--- Task description ---
Work out how many lines of the data contain "title" and reply with that number alone.
Material to process below:
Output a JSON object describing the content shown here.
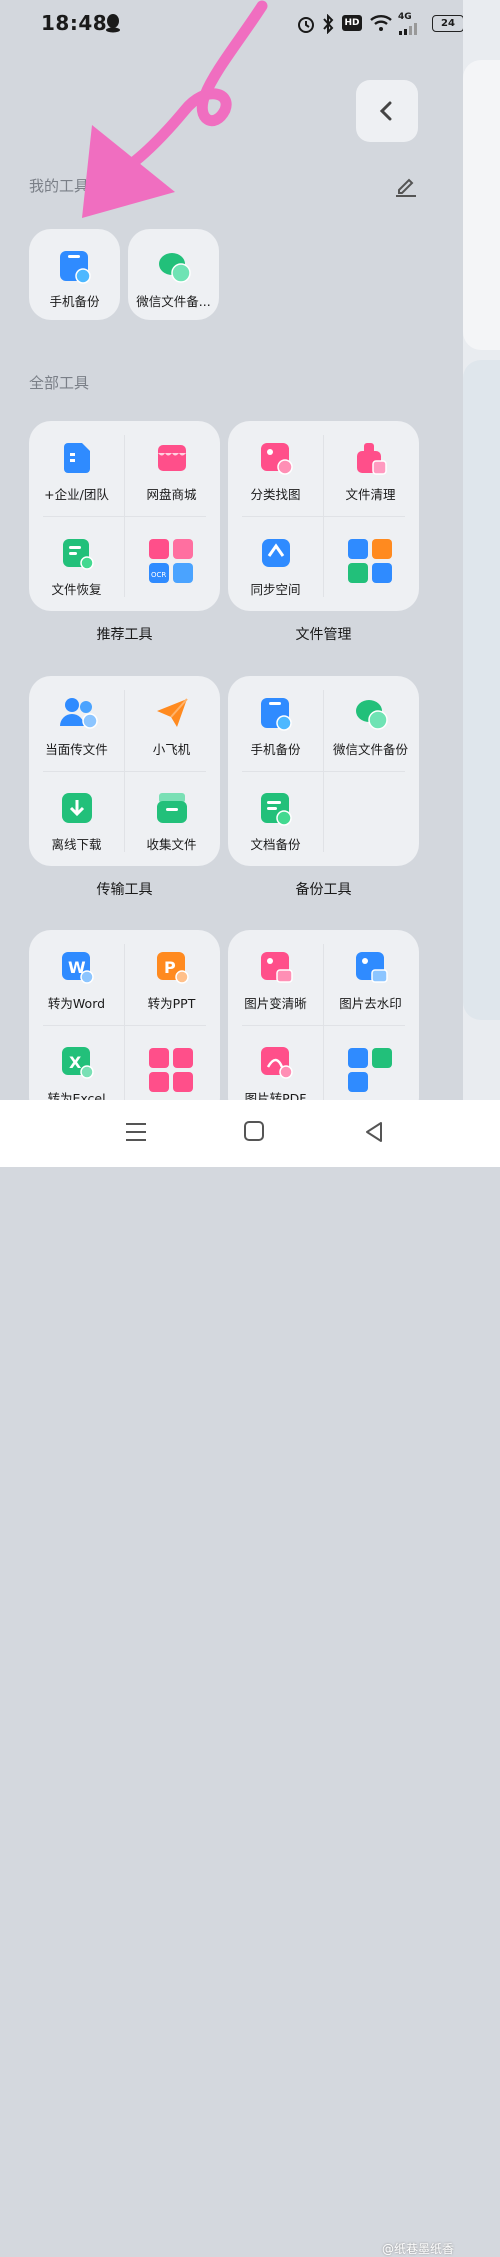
{
  "status_bar": {
    "time": "18:48",
    "network": "4G",
    "battery": "24"
  },
  "colors": {
    "accent_blue": "#2f8bff",
    "accent_green": "#22c07a",
    "accent_pink": "#ff4f8a",
    "accent_orange": "#ff8a1f",
    "annotation_pink": "#f06ec0"
  },
  "my_tools": {
    "title": "我的工具",
    "items": [
      {
        "label": "手机备份",
        "icon": "phone-backup-icon"
      },
      {
        "label": "微信文件备...",
        "icon": "wechat-file-backup-icon"
      }
    ]
  },
  "all_tools": {
    "title": "全部工具",
    "groups": [
      {
        "title": "推荐工具",
        "items": [
          {
            "label": "+企业/团队",
            "icon": "enterprise-team-icon"
          },
          {
            "label": "网盘商城",
            "icon": "netdisk-store-icon"
          },
          {
            "label": "文件恢复",
            "icon": "file-recovery-icon"
          },
          {
            "label": "",
            "icon": "more-tools-grid-icon"
          }
        ]
      },
      {
        "title": "文件管理",
        "items": [
          {
            "label": "分类找图",
            "icon": "photo-category-icon"
          },
          {
            "label": "文件清理",
            "icon": "file-cleanup-icon"
          },
          {
            "label": "同步空间",
            "icon": "sync-space-icon"
          },
          {
            "label": "",
            "icon": "more-tools-grid-icon"
          }
        ]
      },
      {
        "title": "传输工具",
        "items": [
          {
            "label": "当面传文件",
            "icon": "face-to-face-transfer-icon"
          },
          {
            "label": "小飞机",
            "icon": "paper-plane-icon"
          },
          {
            "label": "离线下载",
            "icon": "offline-download-icon"
          },
          {
            "label": "收集文件",
            "icon": "collect-files-icon"
          }
        ]
      },
      {
        "title": "备份工具",
        "items": [
          {
            "label": "手机备份",
            "icon": "phone-backup-icon"
          },
          {
            "label": "微信文件备份",
            "icon": "wechat-file-backup-icon"
          },
          {
            "label": "文档备份",
            "icon": "document-backup-icon"
          },
          {
            "label": "",
            "icon": ""
          }
        ]
      },
      {
        "title": "",
        "items": [
          {
            "label": "转为Word",
            "icon": "word-convert-icon"
          },
          {
            "label": "转为PPT",
            "icon": "ppt-convert-icon"
          },
          {
            "label": "转为Excel",
            "icon": "excel-convert-icon"
          },
          {
            "label": "",
            "icon": "more-tools-grid-icon"
          }
        ]
      },
      {
        "title": "",
        "items": [
          {
            "label": "图片变清晰",
            "icon": "image-hd-icon"
          },
          {
            "label": "图片去水印",
            "icon": "watermark-remove-icon"
          },
          {
            "label": "图片转PDF",
            "icon": "image-to-pdf-icon"
          },
          {
            "label": "",
            "icon": "more-tools-grid-icon"
          }
        ]
      }
    ]
  },
  "watermark": "@纸巷墨纸香"
}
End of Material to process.
--- Result for this exercise ---
8